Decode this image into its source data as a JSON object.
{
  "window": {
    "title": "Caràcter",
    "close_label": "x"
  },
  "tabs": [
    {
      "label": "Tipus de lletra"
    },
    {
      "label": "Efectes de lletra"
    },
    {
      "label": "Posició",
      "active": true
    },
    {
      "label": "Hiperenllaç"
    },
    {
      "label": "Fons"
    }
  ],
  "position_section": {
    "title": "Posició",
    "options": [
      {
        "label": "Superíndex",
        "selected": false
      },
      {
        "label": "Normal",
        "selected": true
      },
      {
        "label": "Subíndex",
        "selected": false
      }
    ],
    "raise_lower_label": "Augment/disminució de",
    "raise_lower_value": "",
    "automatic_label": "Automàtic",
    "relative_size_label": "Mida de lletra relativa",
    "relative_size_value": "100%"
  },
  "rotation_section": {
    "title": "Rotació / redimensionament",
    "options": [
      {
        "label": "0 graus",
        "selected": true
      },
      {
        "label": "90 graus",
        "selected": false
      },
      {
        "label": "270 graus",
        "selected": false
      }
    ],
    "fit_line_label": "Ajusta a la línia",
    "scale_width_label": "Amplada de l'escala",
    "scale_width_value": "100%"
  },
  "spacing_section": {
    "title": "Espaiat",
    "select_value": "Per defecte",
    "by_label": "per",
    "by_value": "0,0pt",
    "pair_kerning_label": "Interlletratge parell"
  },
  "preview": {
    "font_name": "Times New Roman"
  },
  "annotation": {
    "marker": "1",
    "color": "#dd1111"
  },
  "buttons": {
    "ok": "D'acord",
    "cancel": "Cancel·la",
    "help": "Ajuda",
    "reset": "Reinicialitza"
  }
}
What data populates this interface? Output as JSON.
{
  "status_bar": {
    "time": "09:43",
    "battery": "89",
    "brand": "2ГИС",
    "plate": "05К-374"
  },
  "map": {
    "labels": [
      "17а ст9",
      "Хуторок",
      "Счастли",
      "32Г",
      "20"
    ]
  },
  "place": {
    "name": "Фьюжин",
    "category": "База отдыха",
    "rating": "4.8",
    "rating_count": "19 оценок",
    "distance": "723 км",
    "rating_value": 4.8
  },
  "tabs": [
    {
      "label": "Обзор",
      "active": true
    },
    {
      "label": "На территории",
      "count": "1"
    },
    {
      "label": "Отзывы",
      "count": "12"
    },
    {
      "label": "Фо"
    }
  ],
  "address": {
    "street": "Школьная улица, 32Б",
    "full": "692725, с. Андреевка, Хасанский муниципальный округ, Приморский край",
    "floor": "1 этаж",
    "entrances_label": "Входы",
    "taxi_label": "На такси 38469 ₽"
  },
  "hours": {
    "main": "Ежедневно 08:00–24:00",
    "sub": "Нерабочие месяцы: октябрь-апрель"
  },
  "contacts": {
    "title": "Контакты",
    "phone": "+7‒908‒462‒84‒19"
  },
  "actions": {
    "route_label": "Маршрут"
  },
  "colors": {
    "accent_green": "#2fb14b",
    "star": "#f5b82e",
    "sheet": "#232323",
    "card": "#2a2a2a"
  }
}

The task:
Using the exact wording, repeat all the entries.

Problem solution:
Decode this image into its source data as a JSON object.
{
  "window": {
    "title": "Caràcter",
    "close_label": "x"
  },
  "tabs": [
    {
      "label": "Tipus de lletra"
    },
    {
      "label": "Efectes de lletra"
    },
    {
      "label": "Posició",
      "active": true
    },
    {
      "label": "Hiperenllaç"
    },
    {
      "label": "Fons"
    }
  ],
  "position_section": {
    "title": "Posició",
    "options": [
      {
        "label": "Superíndex",
        "selected": false
      },
      {
        "label": "Normal",
        "selected": true
      },
      {
        "label": "Subíndex",
        "selected": false
      }
    ],
    "raise_lower_label": "Augment/disminució de",
    "raise_lower_value": "",
    "automatic_label": "Automàtic",
    "relative_size_label": "Mida de lletra relativa",
    "relative_size_value": "100%"
  },
  "rotation_section": {
    "title": "Rotació / redimensionament",
    "options": [
      {
        "label": "0 graus",
        "selected": true
      },
      {
        "label": "90 graus",
        "selected": false
      },
      {
        "label": "270 graus",
        "selected": false
      }
    ],
    "fit_line_label": "Ajusta a la línia",
    "scale_width_label": "Amplada de l'escala",
    "scale_width_value": "100%"
  },
  "spacing_section": {
    "title": "Espaiat",
    "select_value": "Per defecte",
    "by_label": "per",
    "by_value": "0,0pt",
    "pair_kerning_label": "Interlletratge parell"
  },
  "preview": {
    "font_name": "Times New Roman"
  },
  "annotation": {
    "marker": "1",
    "color": "#dd1111"
  },
  "buttons": {
    "ok": "D'acord",
    "cancel": "Cancel·la",
    "help": "Ajuda",
    "reset": "Reinicialitza"
  }
}
What data populates this interface? Output as JSON.
{
  "status_bar": {
    "time": "09:43",
    "battery": "89",
    "brand": "2ГИС",
    "plate": "05К-374"
  },
  "map": {
    "labels": [
      "17а ст9",
      "Хуторок",
      "Счастли",
      "32Г",
      "20"
    ]
  },
  "place": {
    "name": "Фьюжин",
    "category": "База отдыха",
    "rating": "4.8",
    "rating_count": "19 оценок",
    "distance": "723 км",
    "rating_value": 4.8
  },
  "tabs": [
    {
      "label": "Обзор",
      "active": true
    },
    {
      "label": "На территории",
      "count": "1"
    },
    {
      "label": "Отзывы",
      "count": "12"
    },
    {
      "label": "Фо"
    }
  ],
  "address": {
    "street": "Школьная улица, 32Б",
    "full": "692725, с. Андреевка, Хасанский муниципальный округ, Приморский край",
    "floor": "1 этаж",
    "entrances_label": "Входы",
    "taxi_label": "На такси 38469 ₽"
  },
  "hours": {
    "main": "Ежедневно 08:00–24:00",
    "sub": "Нерабочие месяцы: октябрь-апрель"
  },
  "contacts": {
    "title": "Контакты",
    "phone": "+7‒908‒462‒84‒19"
  },
  "actions": {
    "route_label": "Маршрут"
  },
  "colors": {
    "accent_green": "#2fb14b",
    "star": "#f5b82e",
    "sheet": "#232323",
    "card": "#2a2a2a"
  }
}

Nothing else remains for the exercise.